This weekend, Floyd Mayweather Jr. could make up to $400 million in the “Money Fight” against Conor McGregor. But about half of that will go to taxes, and there are reports that he still owes the IRS a large sum from 2015, the year he earned over $200 million fighting Manny Pacquiao.
Now, your tax issues may have fewer zeros, but you still don’t want to owe the IRS a large amount at end-year. For one, it hurts writing big checks to the IRS. But primarily, underpayment adds penalty and interest, which can be easily avoided. So how do you prevent this situation? Increase withholding or pay estimates:
If you just draw a salary and still owe money, you need to adjust your withholdings on file with your employer by submitting a new W-4. It’s not the most intuitive form, but just remember that the more allowances you claim, the less your employer will withhold—it’s an inverse relationship. So if you want to have more withheld, claim fewer allowances.
Another common issue with underpayment comes from traditional IRA, 401(k), and pension distributions. Some taxpayers mistakenly believe that these amounts are tax-free, but they are definitely not. And if they create a tax liability at year-end, you should update your withdrawal information to either have the custodian start withholding or increase withholding to avoid that situation.
Pay Quarterly Estimates
Those who are self-employed should be well aware of this process. When you file one year’s tax return, tax preparers will generally provide you with vouchers to pay tax estimates for the next year. When you’re self-employed, there’s no one to withhold tax payments, so you have to send them in yourself.

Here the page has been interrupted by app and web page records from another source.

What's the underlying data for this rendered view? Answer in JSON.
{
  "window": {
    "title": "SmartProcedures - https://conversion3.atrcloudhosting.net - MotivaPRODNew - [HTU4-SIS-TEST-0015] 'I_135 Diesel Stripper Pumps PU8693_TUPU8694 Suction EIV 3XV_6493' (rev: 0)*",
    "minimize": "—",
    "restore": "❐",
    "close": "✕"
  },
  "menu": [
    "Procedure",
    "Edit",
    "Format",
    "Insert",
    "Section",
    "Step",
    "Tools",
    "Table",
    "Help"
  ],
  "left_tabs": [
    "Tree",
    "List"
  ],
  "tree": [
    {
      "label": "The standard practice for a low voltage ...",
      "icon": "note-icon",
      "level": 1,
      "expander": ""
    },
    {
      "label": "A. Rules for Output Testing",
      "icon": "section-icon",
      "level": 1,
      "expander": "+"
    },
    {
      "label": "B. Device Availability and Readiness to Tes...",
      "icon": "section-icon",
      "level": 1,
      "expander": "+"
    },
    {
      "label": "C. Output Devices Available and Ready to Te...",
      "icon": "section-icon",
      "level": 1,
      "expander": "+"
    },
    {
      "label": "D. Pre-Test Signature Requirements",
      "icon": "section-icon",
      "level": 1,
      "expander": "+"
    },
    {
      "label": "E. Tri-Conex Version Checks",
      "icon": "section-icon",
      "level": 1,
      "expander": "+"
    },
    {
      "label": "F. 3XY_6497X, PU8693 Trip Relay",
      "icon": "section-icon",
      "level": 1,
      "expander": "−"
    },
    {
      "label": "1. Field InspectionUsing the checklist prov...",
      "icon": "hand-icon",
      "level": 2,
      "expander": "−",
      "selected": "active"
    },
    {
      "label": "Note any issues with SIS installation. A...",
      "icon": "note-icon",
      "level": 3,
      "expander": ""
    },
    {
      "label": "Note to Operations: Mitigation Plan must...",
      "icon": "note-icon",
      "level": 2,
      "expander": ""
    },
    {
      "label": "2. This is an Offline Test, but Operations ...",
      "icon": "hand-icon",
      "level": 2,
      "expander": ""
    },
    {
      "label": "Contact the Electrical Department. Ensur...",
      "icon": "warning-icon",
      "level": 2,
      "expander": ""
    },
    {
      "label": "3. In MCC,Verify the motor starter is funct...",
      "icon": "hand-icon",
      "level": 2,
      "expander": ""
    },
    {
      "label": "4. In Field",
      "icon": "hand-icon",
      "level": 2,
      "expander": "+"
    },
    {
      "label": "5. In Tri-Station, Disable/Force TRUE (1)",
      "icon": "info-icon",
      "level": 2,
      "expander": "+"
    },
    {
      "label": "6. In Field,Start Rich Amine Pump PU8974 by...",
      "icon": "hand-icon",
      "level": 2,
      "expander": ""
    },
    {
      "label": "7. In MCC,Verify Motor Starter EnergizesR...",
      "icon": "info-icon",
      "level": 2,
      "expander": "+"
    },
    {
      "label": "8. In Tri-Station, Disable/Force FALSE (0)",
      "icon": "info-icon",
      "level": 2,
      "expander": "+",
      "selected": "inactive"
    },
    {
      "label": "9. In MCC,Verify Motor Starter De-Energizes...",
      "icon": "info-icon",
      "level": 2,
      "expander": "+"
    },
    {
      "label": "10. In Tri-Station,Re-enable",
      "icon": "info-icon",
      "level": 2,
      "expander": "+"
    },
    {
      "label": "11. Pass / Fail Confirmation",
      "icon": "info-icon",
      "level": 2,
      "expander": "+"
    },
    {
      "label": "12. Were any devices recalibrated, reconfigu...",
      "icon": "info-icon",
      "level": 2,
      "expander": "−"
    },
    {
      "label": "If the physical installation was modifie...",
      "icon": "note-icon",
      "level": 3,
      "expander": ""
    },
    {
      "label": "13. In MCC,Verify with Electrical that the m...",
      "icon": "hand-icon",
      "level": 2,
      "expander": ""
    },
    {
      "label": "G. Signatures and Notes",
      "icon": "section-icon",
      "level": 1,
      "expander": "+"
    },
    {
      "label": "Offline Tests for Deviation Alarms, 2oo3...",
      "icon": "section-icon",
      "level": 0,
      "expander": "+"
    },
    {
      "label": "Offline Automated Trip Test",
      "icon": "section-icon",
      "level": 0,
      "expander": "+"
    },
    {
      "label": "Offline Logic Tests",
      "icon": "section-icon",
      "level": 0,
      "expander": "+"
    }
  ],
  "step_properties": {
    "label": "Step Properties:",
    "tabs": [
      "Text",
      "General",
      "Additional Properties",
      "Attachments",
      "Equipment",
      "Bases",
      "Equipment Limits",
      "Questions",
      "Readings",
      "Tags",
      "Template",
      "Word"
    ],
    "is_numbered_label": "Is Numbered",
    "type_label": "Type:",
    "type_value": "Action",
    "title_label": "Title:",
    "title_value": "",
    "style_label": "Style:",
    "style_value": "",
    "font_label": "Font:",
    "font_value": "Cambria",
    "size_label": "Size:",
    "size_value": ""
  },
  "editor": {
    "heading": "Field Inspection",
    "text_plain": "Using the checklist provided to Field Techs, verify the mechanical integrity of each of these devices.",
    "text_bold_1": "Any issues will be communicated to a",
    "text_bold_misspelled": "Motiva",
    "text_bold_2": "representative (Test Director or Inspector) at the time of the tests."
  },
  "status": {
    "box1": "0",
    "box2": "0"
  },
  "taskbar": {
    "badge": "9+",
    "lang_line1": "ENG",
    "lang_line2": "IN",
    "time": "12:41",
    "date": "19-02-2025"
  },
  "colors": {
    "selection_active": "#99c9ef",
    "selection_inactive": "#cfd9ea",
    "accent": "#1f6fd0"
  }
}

Current year estimates are usually based on income from the year prior, so if your business income is consistent, your estimates will be too. But if your income fluctuates wildly year-to-year (e.g. contractors, plaintiff attorneys, anyone in sales, etc.), you may need to do some mid-year adjustments.
Additionally, those with large investment portfolios, rental property, or side gigs should also make quarterly tax payments to ensure that no penalty and interest accrue as the result of tax underpayment.
Everyone hates dealing with taxes, so no one thinks about them until returns are due. But if you plan ahead, you can avoid the added sting of penalties and interest.
Josh Norris is an Investment Advisory Representative of LeFleur Financial. Josh can be reached at josh@LeFleurFinancial.com.